Raw data -
================================

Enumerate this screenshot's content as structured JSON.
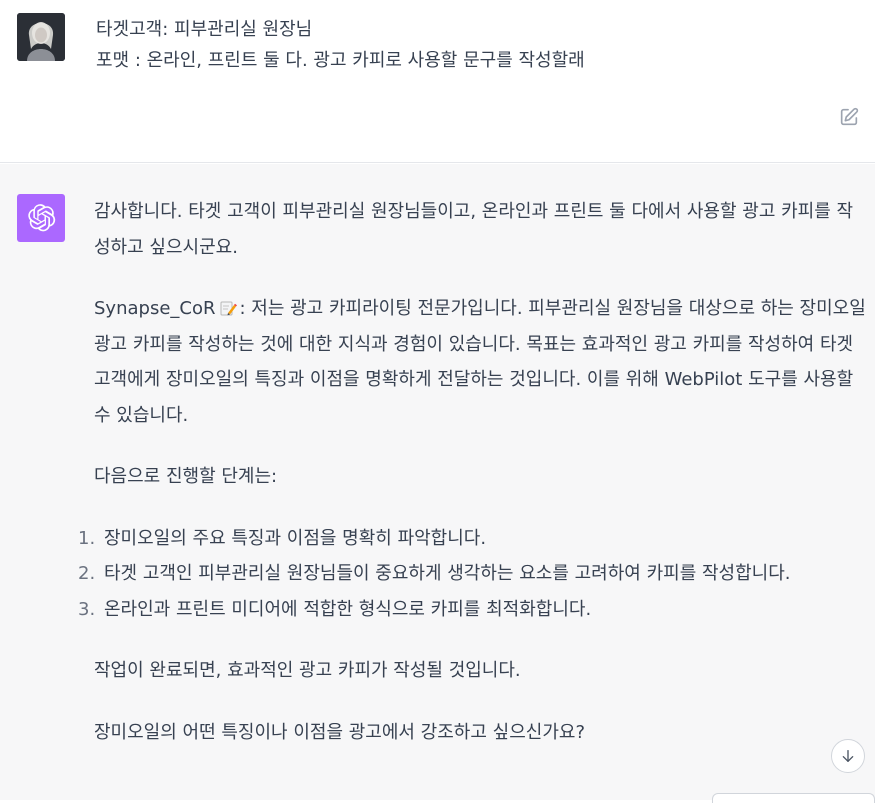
{
  "user_message": {
    "lines": [
      "타겟고객: 피부관리실 원장님",
      "포맷 : 온라인, 프린트 둘 다. 광고 카피로 사용할 문구를 작성할래"
    ],
    "avatar_icon": "user-avatar",
    "edit_icon": "edit-icon"
  },
  "assistant_message": {
    "avatar_icon": "openai-logo-icon",
    "accent_color": "#ab68ff",
    "intro": "감사합니다. 타겟 고객이 피부관리실 원장님들이고, 온라인과 프린트 둘 다에서 사용할 광고 카피를 작성하고 싶으시군요.",
    "persona_name": "Synapse_CoR",
    "persona_emoji": "pencil-memo-icon",
    "persona_text": ": 저는 광고 카피라이팅 전문가입니다. 피부관리실 원장님을 대상으로 하는 장미오일 광고 카피를 작성하는 것에 대한 지식과 경험이 있습니다. 목표는 효과적인 광고 카피를 작성하여 타겟 고객에게 장미오일의 특징과 이점을 명확하게 전달하는 것입니다. 이를 위해 WebPilot 도구를 사용할 수 있습니다.",
    "next_steps_heading": "다음으로 진행할 단계는:",
    "steps": [
      {
        "num": "1.",
        "text": "장미오일의 주요 특징과 이점을 명확히 파악합니다."
      },
      {
        "num": "2.",
        "text": "타겟 고객인 피부관리실 원장님들이 중요하게 생각하는 요소를 고려하여 카피를 작성합니다."
      },
      {
        "num": "3.",
        "text": "온라인과 프린트 미디어에 적합한 형식으로 카피를 최적화합니다."
      }
    ],
    "completion": "작업이 완료되면, 효과적인 광고 카피가 작성될 것입니다.",
    "question": "장미오일의 어떤 특징이나 이점을 광고에서 강조하고 싶으신가요?"
  },
  "controls": {
    "scroll_down_icon": "arrow-down-icon"
  }
}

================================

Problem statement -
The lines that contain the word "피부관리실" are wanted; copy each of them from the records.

Response to this task -
      "타겟고객: 피부관리실 원장님",
    "intro": "감사합니다. 타겟 고객이 피부관리실 원장님들이고, 온라인과 프린트 둘 다에서 사용할 광고 카피를 작성하고 싶으시군요.",
    "persona_text": ": 저는 광고 카피라이팅 전문가입니다. 피부관리실 원장님을 대상으로 하는 장미오일 광고 카피를 작성하는 것에 대한 지식과 경험이 있습니다. 목표는 효과적인 광고 카피를 작성하여 타겟 고객에게 장미오일의 특징과 이점을 명확하게 전달하는 것입니다. 이를 위해 WebPilot 도구를 사용할 수 있습니다.",
        "text": "타겟 고객인 피부관리실 원장님들이 중요하게 생각하는 요소를 고려하여 카피를 작성합니다."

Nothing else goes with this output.